* Action item: Drop every picture, then repeat the records exactly.

[Source data]
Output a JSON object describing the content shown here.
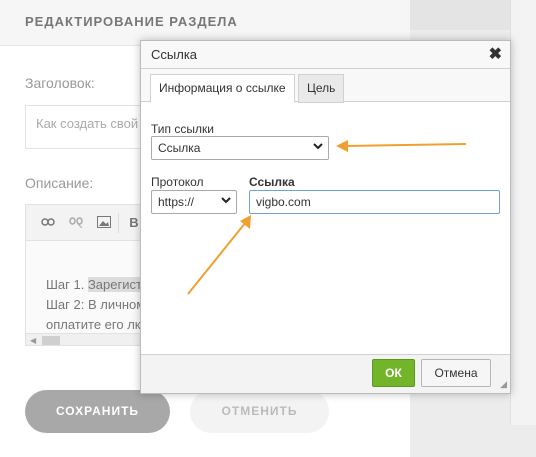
{
  "panel": {
    "title": "РЕДАКТИРОВАНИЕ РАЗДЕЛА",
    "heading_label": "Заголовок:",
    "heading_placeholder": "Как создать свой",
    "description_label": "Описание:",
    "editor_lines": [
      "Шаг 1. Зарегист",
      "Шаг 2: В личном",
      "оплатите его лк"
    ],
    "editor_highlight": "Зарегист",
    "save_label": "СОХРАНИТЬ",
    "cancel_label": "ОТМЕНИТЬ"
  },
  "dialog": {
    "title": "Ссылка",
    "close_glyph": "✖",
    "tabs": [
      "Информация о ссылке",
      "Цель"
    ],
    "link_type_label": "Тип ссылки",
    "link_type_value": "Ссылка",
    "protocol_label": "Протокол",
    "protocol_value": "https://",
    "url_label": "Ссылка",
    "url_value": "vigbo.com",
    "ok_label": "ОК",
    "cancel_label": "Отмена"
  },
  "colors": {
    "accent_arrow": "#f0a030",
    "ok_green": "#73b52a",
    "save_grey": "#a8a8a8"
  }
}
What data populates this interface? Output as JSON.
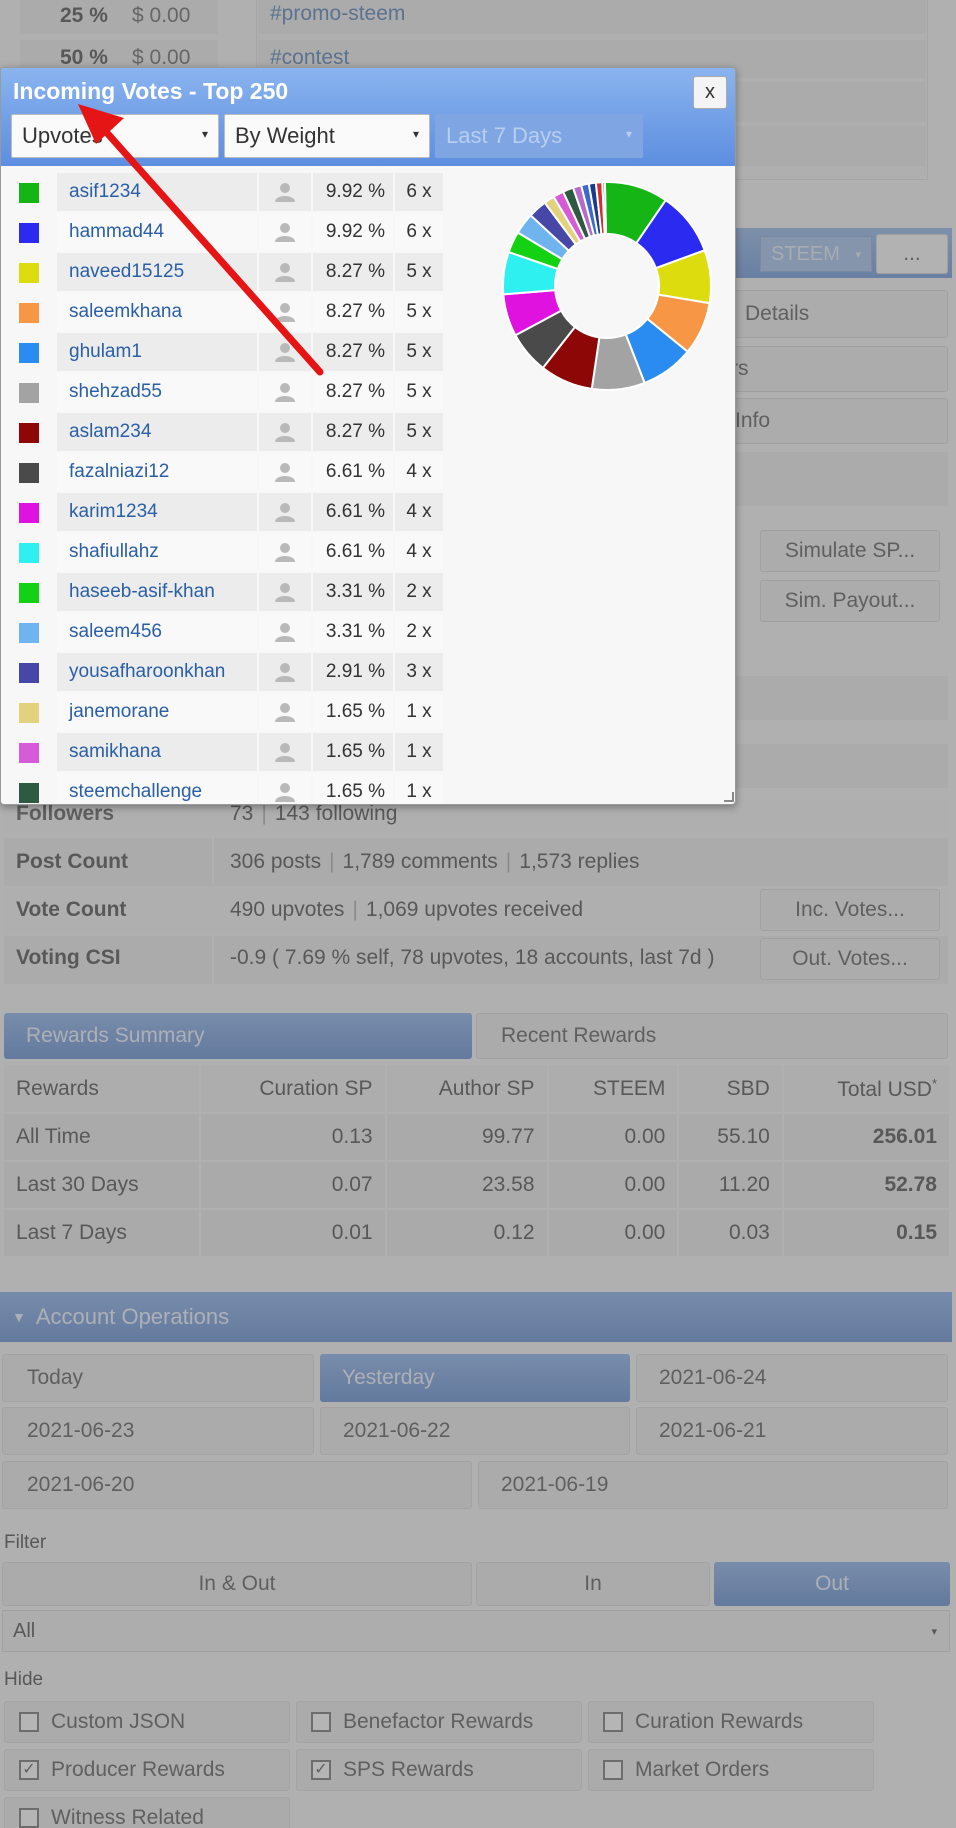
{
  "top_rows": [
    {
      "pct": "25 %",
      "amount": "$ 0.00"
    },
    {
      "pct": "50 %",
      "amount": "$ 0.00"
    }
  ],
  "tags": [
    "#promo-steem",
    "#contest"
  ],
  "right_panel": {
    "currency": "STEEM",
    "more": "...",
    "items": [
      "Details",
      "rs",
      "Info"
    ],
    "simulate_sp": "Simulate SP...",
    "sim_payout": "Sim. Payout..."
  },
  "stats": {
    "followers": {
      "label": "Followers",
      "count": "73",
      "following": "143 following"
    },
    "post_count": {
      "label": "Post Count",
      "posts": "306 posts",
      "comments": "1,789 comments",
      "replies": "1,573 replies"
    },
    "vote_count": {
      "label": "Vote Count",
      "upvotes": "490 upvotes",
      "received": "1,069 upvotes received",
      "button": "Inc. Votes..."
    },
    "voting_csi": {
      "label": "Voting CSI",
      "value": "-0.9 ( 7.69 % self, 78 upvotes, 18 accounts, last 7d )",
      "button": "Out. Votes..."
    }
  },
  "rewards": {
    "tabs": [
      "Rewards Summary",
      "Recent Rewards"
    ],
    "headers": [
      "Rewards",
      "Curation SP",
      "Author SP",
      "STEEM",
      "SBD",
      "Total USD"
    ],
    "total_usd_mark": "*",
    "rows": [
      {
        "label": "All Time",
        "curation": "0.13",
        "author": "99.77",
        "steem": "0.00",
        "sbd": "55.10",
        "total": "256.01"
      },
      {
        "label": "Last 30 Days",
        "curation": "0.07",
        "author": "23.58",
        "steem": "0.00",
        "sbd": "11.20",
        "total": "52.78"
      },
      {
        "label": "Last 7 Days",
        "curation": "0.01",
        "author": "0.12",
        "steem": "0.00",
        "sbd": "0.03",
        "total": "0.15"
      }
    ]
  },
  "operations": {
    "title": "Account Operations",
    "dates_row1": [
      "Today",
      "Yesterday",
      "2021-06-24"
    ],
    "dates_row2": [
      "2021-06-23",
      "2021-06-22",
      "2021-06-21"
    ],
    "dates_row3": [
      "2021-06-20",
      "2021-06-19"
    ],
    "filter_label": "Filter",
    "filter_tabs": [
      "In & Out",
      "In",
      "Out"
    ],
    "filter_select": "All",
    "hide_label": "Hide",
    "hide_options": [
      {
        "label": "Custom JSON",
        "checked": false
      },
      {
        "label": "Benefactor Rewards",
        "checked": false
      },
      {
        "label": "Curation Rewards",
        "checked": false
      },
      {
        "label": "Producer Rewards",
        "checked": true
      },
      {
        "label": "SPS Rewards",
        "checked": true
      },
      {
        "label": "Market Orders",
        "checked": false
      },
      {
        "label": "Witness Related",
        "checked": false
      }
    ]
  },
  "popup": {
    "title": "Incoming Votes - Top 250",
    "close": "x",
    "select_type": "Upvotes",
    "select_order": "By Weight",
    "select_period": "Last 7 Days",
    "voters": [
      {
        "name": "asif1234",
        "pct": "9.92 %",
        "count": "6 x",
        "color": "#14b514"
      },
      {
        "name": "hammad44",
        "pct": "9.92 %",
        "count": "6 x",
        "color": "#2a2af0"
      },
      {
        "name": "naveed15125",
        "pct": "8.27 %",
        "count": "5 x",
        "color": "#dcdc0e"
      },
      {
        "name": "saleemkhana",
        "pct": "8.27 %",
        "count": "5 x",
        "color": "#f79644"
      },
      {
        "name": "ghulam1",
        "pct": "8.27 %",
        "count": "5 x",
        "color": "#2a8cf0"
      },
      {
        "name": "shehzad55",
        "pct": "8.27 %",
        "count": "5 x",
        "color": "#a3a3a3"
      },
      {
        "name": "aslam234",
        "pct": "8.27 %",
        "count": "5 x",
        "color": "#8e0707"
      },
      {
        "name": "fazalniazi12",
        "pct": "6.61 %",
        "count": "4 x",
        "color": "#4a4a4a"
      },
      {
        "name": "karim1234",
        "pct": "6.61 %",
        "count": "4 x",
        "color": "#e012e0"
      },
      {
        "name": "shafiullahz",
        "pct": "6.61 %",
        "count": "4 x",
        "color": "#2ef0f0"
      },
      {
        "name": "haseeb-asif-khan",
        "pct": "3.31 %",
        "count": "2 x",
        "color": "#14d114"
      },
      {
        "name": "saleem456",
        "pct": "3.31 %",
        "count": "2 x",
        "color": "#6fb4ef"
      },
      {
        "name": "yousafharoonkhan",
        "pct": "2.91 %",
        "count": "3 x",
        "color": "#4747a8"
      },
      {
        "name": "janemorane",
        "pct": "1.65 %",
        "count": "1 x",
        "color": "#e3d27d"
      },
      {
        "name": "samikhana",
        "pct": "1.65 %",
        "count": "1 x",
        "color": "#d65bd6"
      },
      {
        "name": "steemchallenge",
        "pct": "1.65 %",
        "count": "1 x",
        "color": "#2d5a40"
      }
    ],
    "donut_extra": [
      {
        "value": 1.3,
        "color": "#b56bc9"
      },
      {
        "value": 1.2,
        "color": "#3a6ad1"
      },
      {
        "value": 1.1,
        "color": "#1a3a8a"
      },
      {
        "value": 1.0,
        "color": "#d03030"
      },
      {
        "value": 0.4,
        "color": "#7a7a7a"
      }
    ]
  },
  "annotation": {
    "arrow_color": "#e51515"
  }
}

* Problem solution:
Output a JSON object describing the content shown here.
{
  "panel": {
    "title": "РЕДАКТИРОВАНИЕ РАЗДЕЛА",
    "heading_label": "Заголовок:",
    "heading_placeholder": "Как создать свой",
    "description_label": "Описание:",
    "editor_lines": [
      "Шаг 1. Зарегист",
      "Шаг 2: В личном",
      "оплатите его лк"
    ],
    "editor_highlight": "Зарегист",
    "save_label": "СОХРАНИТЬ",
    "cancel_label": "ОТМЕНИТЬ"
  },
  "dialog": {
    "title": "Ссылка",
    "close_glyph": "✖",
    "tabs": [
      "Информация о ссылке",
      "Цель"
    ],
    "link_type_label": "Тип ссылки",
    "link_type_value": "Ссылка",
    "protocol_label": "Протокол",
    "protocol_value": "https://",
    "url_label": "Ссылка",
    "url_value": "vigbo.com",
    "ok_label": "ОК",
    "cancel_label": "Отмена"
  },
  "colors": {
    "accent_arrow": "#f0a030",
    "ok_green": "#73b52a",
    "save_grey": "#a8a8a8"
  }
}
What data populates this interface? Output as JSON.
{
  "top_rows": [
    {
      "pct": "25 %",
      "amount": "$ 0.00"
    },
    {
      "pct": "50 %",
      "amount": "$ 0.00"
    }
  ],
  "tags": [
    "#promo-steem",
    "#contest"
  ],
  "right_panel": {
    "currency": "STEEM",
    "more": "...",
    "items": [
      "Details",
      "rs",
      "Info"
    ],
    "simulate_sp": "Simulate SP...",
    "sim_payout": "Sim. Payout..."
  },
  "stats": {
    "followers": {
      "label": "Followers",
      "count": "73",
      "following": "143 following"
    },
    "post_count": {
      "label": "Post Count",
      "posts": "306 posts",
      "comments": "1,789 comments",
      "replies": "1,573 replies"
    },
    "vote_count": {
      "label": "Vote Count",
      "upvotes": "490 upvotes",
      "received": "1,069 upvotes received",
      "button": "Inc. Votes..."
    },
    "voting_csi": {
      "label": "Voting CSI",
      "value": "-0.9 ( 7.69 % self, 78 upvotes, 18 accounts, last 7d )",
      "button": "Out. Votes..."
    }
  },
  "rewards": {
    "tabs": [
      "Rewards Summary",
      "Recent Rewards"
    ],
    "headers": [
      "Rewards",
      "Curation SP",
      "Author SP",
      "STEEM",
      "SBD",
      "Total USD"
    ],
    "total_usd_mark": "*",
    "rows": [
      {
        "label": "All Time",
        "curation": "0.13",
        "author": "99.77",
        "steem": "0.00",
        "sbd": "55.10",
        "total": "256.01"
      },
      {
        "label": "Last 30 Days",
        "curation": "0.07",
        "author": "23.58",
        "steem": "0.00",
        "sbd": "11.20",
        "total": "52.78"
      },
      {
        "label": "Last 7 Days",
        "curation": "0.01",
        "author": "0.12",
        "steem": "0.00",
        "sbd": "0.03",
        "total": "0.15"
      }
    ]
  },
  "operations": {
    "title": "Account Operations",
    "dates_row1": [
      "Today",
      "Yesterday",
      "2021-06-24"
    ],
    "dates_row2": [
      "2021-06-23",
      "2021-06-22",
      "2021-06-21"
    ],
    "dates_row3": [
      "2021-06-20",
      "2021-06-19"
    ],
    "filter_label": "Filter",
    "filter_tabs": [
      "In & Out",
      "In",
      "Out"
    ],
    "filter_select": "All",
    "hide_label": "Hide",
    "hide_options": [
      {
        "label": "Custom JSON",
        "checked": false
      },
      {
        "label": "Benefactor Rewards",
        "checked": false
      },
      {
        "label": "Curation Rewards",
        "checked": false
      },
      {
        "label": "Producer Rewards",
        "checked": true
      },
      {
        "label": "SPS Rewards",
        "checked": true
      },
      {
        "label": "Market Orders",
        "checked": false
      },
      {
        "label": "Witness Related",
        "checked": false
      }
    ]
  },
  "popup": {
    "title": "Incoming Votes - Top 250",
    "close": "x",
    "select_type": "Upvotes",
    "select_order": "By Weight",
    "select_period": "Last 7 Days",
    "voters": [
      {
        "name": "asif1234",
        "pct": "9.92 %",
        "count": "6 x",
        "color": "#14b514"
      },
      {
        "name": "hammad44",
        "pct": "9.92 %",
        "count": "6 x",
        "color": "#2a2af0"
      },
      {
        "name": "naveed15125",
        "pct": "8.27 %",
        "count": "5 x",
        "color": "#dcdc0e"
      },
      {
        "name": "saleemkhana",
        "pct": "8.27 %",
        "count": "5 x",
        "color": "#f79644"
      },
      {
        "name": "ghulam1",
        "pct": "8.27 %",
        "count": "5 x",
        "color": "#2a8cf0"
      },
      {
        "name": "shehzad55",
        "pct": "8.27 %",
        "count": "5 x",
        "color": "#a3a3a3"
      },
      {
        "name": "aslam234",
        "pct": "8.27 %",
        "count": "5 x",
        "color": "#8e0707"
      },
      {
        "name": "fazalniazi12",
        "pct": "6.61 %",
        "count": "4 x",
        "color": "#4a4a4a"
      },
      {
        "name": "karim1234",
        "pct": "6.61 %",
        "count": "4 x",
        "color": "#e012e0"
      },
      {
        "name": "shafiullahz",
        "pct": "6.61 %",
        "count": "4 x",
        "color": "#2ef0f0"
      },
      {
        "name": "haseeb-asif-khan",
        "pct": "3.31 %",
        "count": "2 x",
        "color": "#14d114"
      },
      {
        "name": "saleem456",
        "pct": "3.31 %",
        "count": "2 x",
        "color": "#6fb4ef"
      },
      {
        "name": "yousafharoonkhan",
        "pct": "2.91 %",
        "count": "3 x",
        "color": "#4747a8"
      },
      {
        "name": "janemorane",
        "pct": "1.65 %",
        "count": "1 x",
        "color": "#e3d27d"
      },
      {
        "name": "samikhana",
        "pct": "1.65 %",
        "count": "1 x",
        "color": "#d65bd6"
      },
      {
        "name": "steemchallenge",
        "pct": "1.65 %",
        "count": "1 x",
        "color": "#2d5a40"
      }
    ],
    "donut_extra": [
      {
        "value": 1.3,
        "color": "#b56bc9"
      },
      {
        "value": 1.2,
        "color": "#3a6ad1"
      },
      {
        "value": 1.1,
        "color": "#1a3a8a"
      },
      {
        "value": 1.0,
        "color": "#d03030"
      },
      {
        "value": 0.4,
        "color": "#7a7a7a"
      }
    ]
  },
  "annotation": {
    "arrow_color": "#e51515"
  }
}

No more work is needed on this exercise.